If you ask me, the hangover certainly lasted into 2002 and perhaps a bit into 2003 (though the ending date doesn't matter much), meaning the bureau's analysis may not be all that great in the first place. (Of course, if that recession ended in 2001, it's fair to wonder why it took until the spring of 2004 for "Easy Al" Greenspan and the Federal Reserve to raise interest rates. But that's a different issue.)
The plunge that the world economy saw in the wake of the 2007-09 financial crisis was an extreme reaction to weakness that had already set in, and much of the improvement since then has been recapturing that lost ground.
The real contributors to world gross domestic product, and very important ones, are those parts of the world that didn't act like fools and ruin their financial systems via rampant real-estate speculation -- namely, Asia and the BRIC nations (Brazil, Russia, India and China). They are seeing strong growth, and our economy has benefited from that growth as well.
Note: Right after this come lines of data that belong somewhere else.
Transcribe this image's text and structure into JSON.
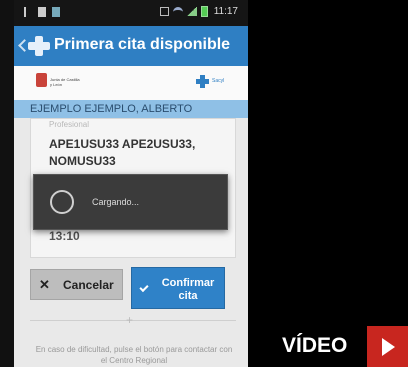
{
  "status_bar": {
    "time": "11:17"
  },
  "action_bar": {
    "title": "Primera cita disponible"
  },
  "logos": {
    "left_logo_text": "Junta de Castilla y León",
    "right_logo_text": "Sacyl"
  },
  "patient": {
    "name": "EJEMPLO EJEMPLO, ALBERTO"
  },
  "appointment": {
    "label": "Profesional",
    "professional": "APE1USU33 APE2USU33, NOMUSU33",
    "time": "13:10"
  },
  "loading": {
    "text": "Cargando..."
  },
  "buttons": {
    "cancel": "Cancelar",
    "confirm": "Confirmar cita"
  },
  "help": {
    "text": "En caso de dificultad, pulse el botón para contactar con el Centro Regional"
  },
  "video": {
    "label": "VÍDEO"
  },
  "colors": {
    "accent": "#2f7fc3",
    "video_red": "#c8261f"
  }
}
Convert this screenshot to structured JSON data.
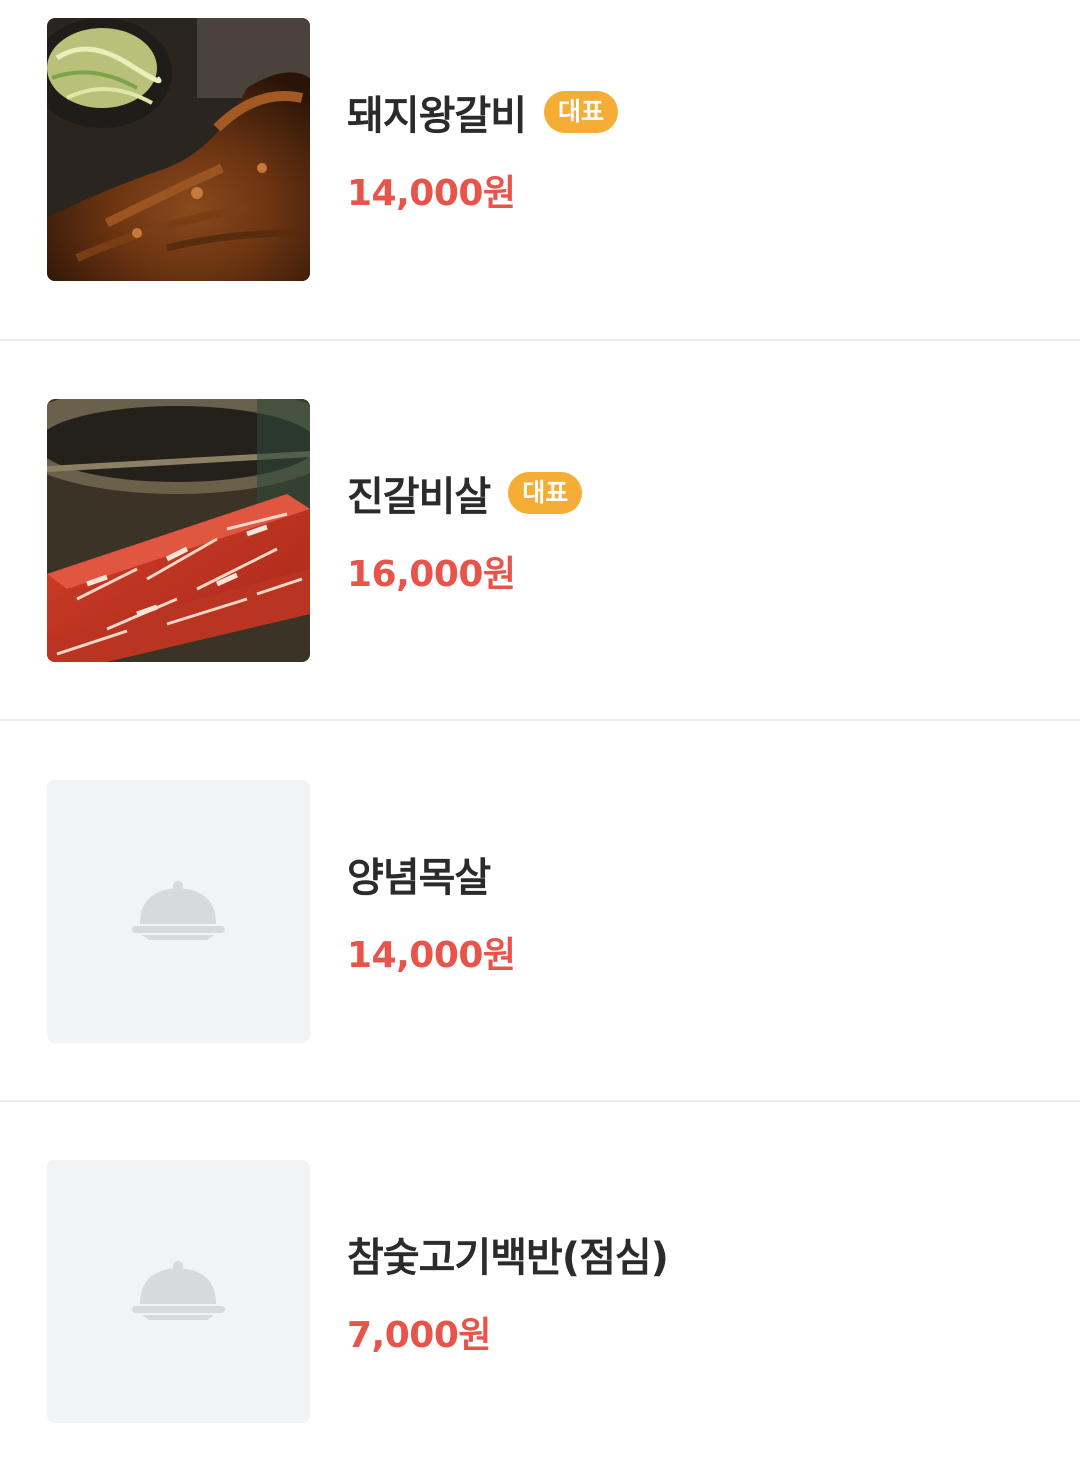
{
  "menu": {
    "items": [
      {
        "name": "돼지왕갈비",
        "badge": "대표",
        "price": "14,000원",
        "image": "grilled-pork-ribs-photo"
      },
      {
        "name": "진갈비살",
        "badge": "대표",
        "price": "16,000원",
        "image": "raw-marbled-rib-meat-photo"
      },
      {
        "name": "양념목살",
        "price": "14,000원",
        "image": "placeholder-cloche-icon"
      },
      {
        "name": "참숯고기백반(점심)",
        "price": "7,000원",
        "image": "placeholder-cloche-icon"
      }
    ]
  },
  "colors": {
    "badge": "#f6ad35",
    "price": "#e8534a",
    "name": "#2b2b2b",
    "placeholder_bg": "#f1f3f5",
    "placeholder_icon": "#d7d9dc",
    "divider": "#ececec"
  }
}
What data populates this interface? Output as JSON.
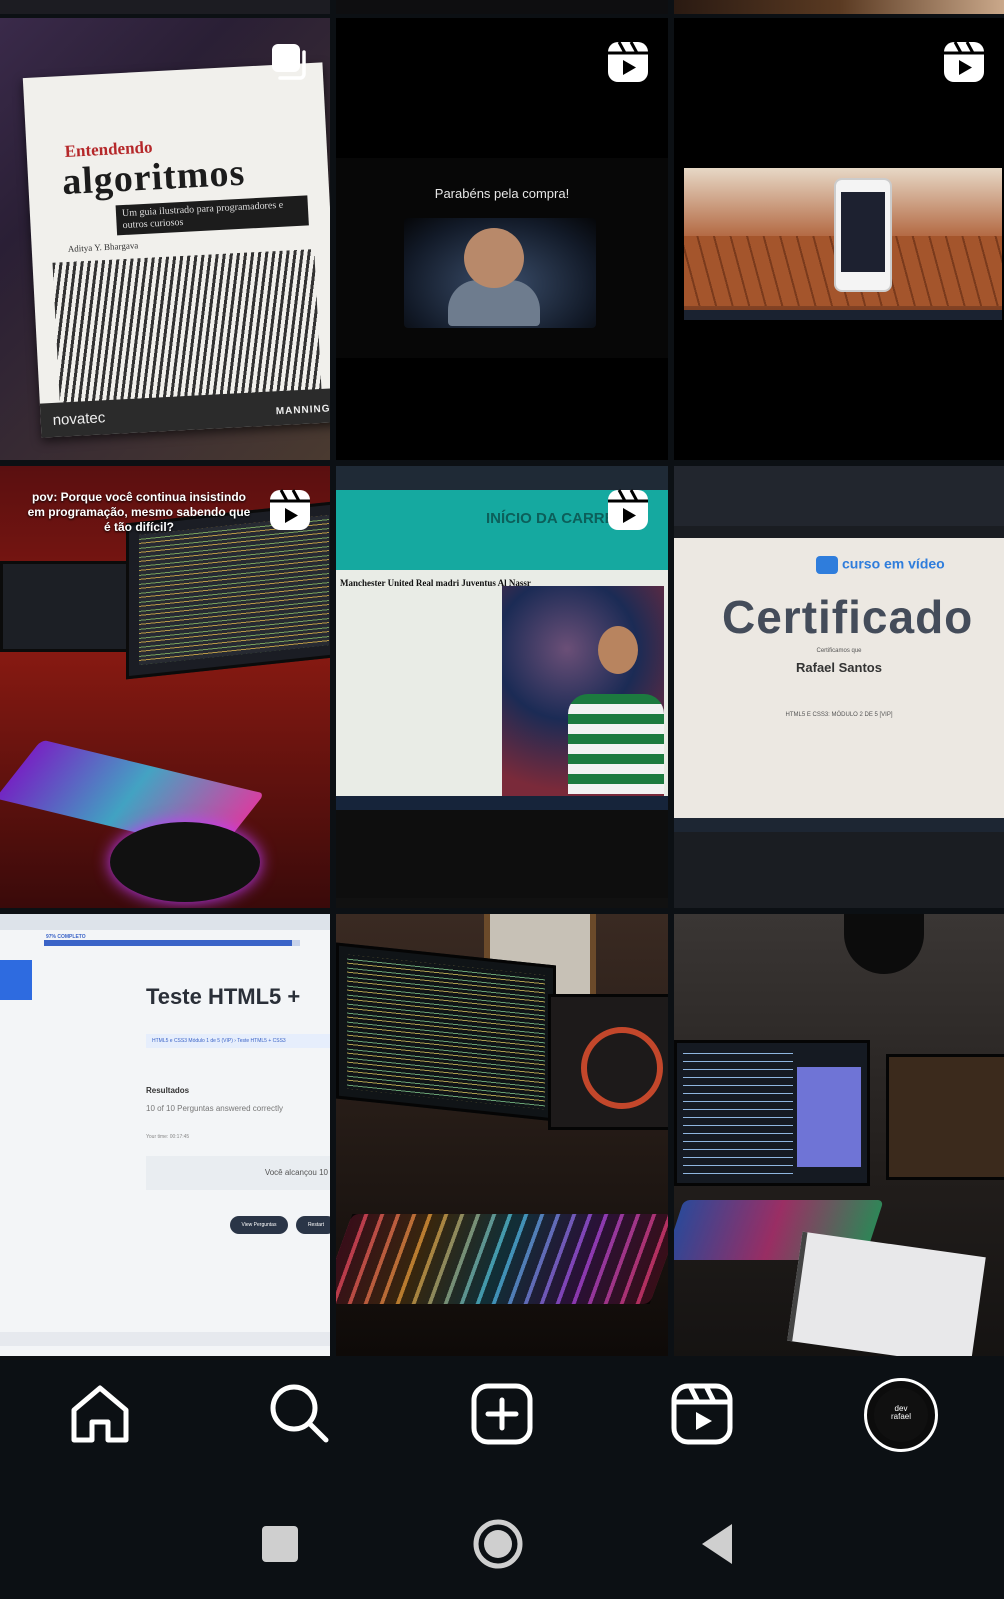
{
  "grid": {
    "posts": [
      {
        "type": "carousel",
        "badge": "carousel-icon",
        "content": {
          "title_small": "Entendendo",
          "title_big": "algoritmos",
          "subtitle": "Um guia ilustrado para programadores e outros curiosos",
          "author": "Aditya Y. Bhargava",
          "publisher": "novatec",
          "imprint": "MANNING"
        }
      },
      {
        "type": "reel",
        "badge": "reels-icon",
        "content": {
          "headline": "Parabéns pela compra!"
        }
      },
      {
        "type": "reel",
        "badge": "reels-icon",
        "content": {}
      },
      {
        "type": "reel",
        "badge": "reels-icon",
        "content": {
          "caption": "pov: Porque você continua insistindo em programação, mesmo sabendo que é tão difícil?"
        }
      },
      {
        "type": "reel",
        "badge": "reels-icon",
        "content": {
          "hero": "INÍCIO DA CARRE",
          "teams": "Manchester United   Real madri   Juventus   Al Nassr"
        }
      },
      {
        "type": "image",
        "content": {
          "logo": "curso em vídeo",
          "title": "Certificado",
          "certifies": "Certificamos que",
          "name": "Rafael Santos",
          "course": "HTML5 E CSS3: MÓDULO 2 DE 5 [VIP]"
        }
      },
      {
        "type": "image",
        "content": {
          "progress_label": "97% COMPLETO",
          "progress": 0.97,
          "title": "Teste HTML5 +",
          "breadcrumb": "HTML5 e CSS3 Módulo 1 de 5 (VIP) › Teste HTML5 + CSS3",
          "results": "Resultados",
          "answered": "10 of 10 Perguntas answered correctly",
          "time": "Your time: 00:17:45",
          "reached": "Você alcançou 10",
          "btn_view": "View Perguntas",
          "btn_restart": "Restart"
        }
      },
      {
        "type": "image",
        "content": {}
      },
      {
        "type": "image",
        "content": {}
      }
    ]
  },
  "nav": {
    "items": [
      {
        "name": "home",
        "icon": "home-icon"
      },
      {
        "name": "search",
        "icon": "search-icon"
      },
      {
        "name": "create",
        "icon": "plus-square-icon"
      },
      {
        "name": "reels",
        "icon": "reels-icon"
      },
      {
        "name": "profile",
        "icon": "avatar"
      }
    ],
    "avatar_label_1": "dev",
    "avatar_label_2": "rafael"
  },
  "system": {
    "buttons": [
      "recents-icon",
      "home-circle-icon",
      "back-icon"
    ]
  },
  "colors": {
    "background": "#0c1014",
    "icon": "#ffffff"
  }
}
Wall Street Wobegon: Where all the charts are above averageOne place where those benefits seem to be showing up is in the charts for the major stock indexes.
Over the course of the summer, as so many were worried about a stock market crash, I felt such an outcome was unlikely. I now expect that with September tracking to the upside (and the market up for the year), positive momentum alone may force the hands of many people -- namely, the professional investing crowd -- who essentially try to hug the various indexes.
If the bulls succeed in taking stocks higher during the next six weeks or so (despite whatever scary setbacks occur along the way), the market could set itself up for some decent-sized damage to the downside, especially if folks get overly excited about the prospect of throwing out incumbents in November, combined with the potential for more quantitative easing.
Now that the market has spread its wings, I think it's important to keep in mind that beneath the surface still lie lots of problems and potential land mines. To a certain extent, that means if the stock market keeps on chugging upward, there may be some opportunities for selective short positions, betting certain stocks will go down.
Keeping your head in the game
Managing your own psychology is an important part of successful investing, and, for me, these sorts of reminders help keep the tape from persuading me to be overly complacent about stocks when the market is up, just as I tried not to become overly pessimistic last summer when things looked down.
It's a mad worldI did an interview last week with the colorful John Thomas, aka the Mad Hedge Fund Trader.
Interested readers can listen to it here.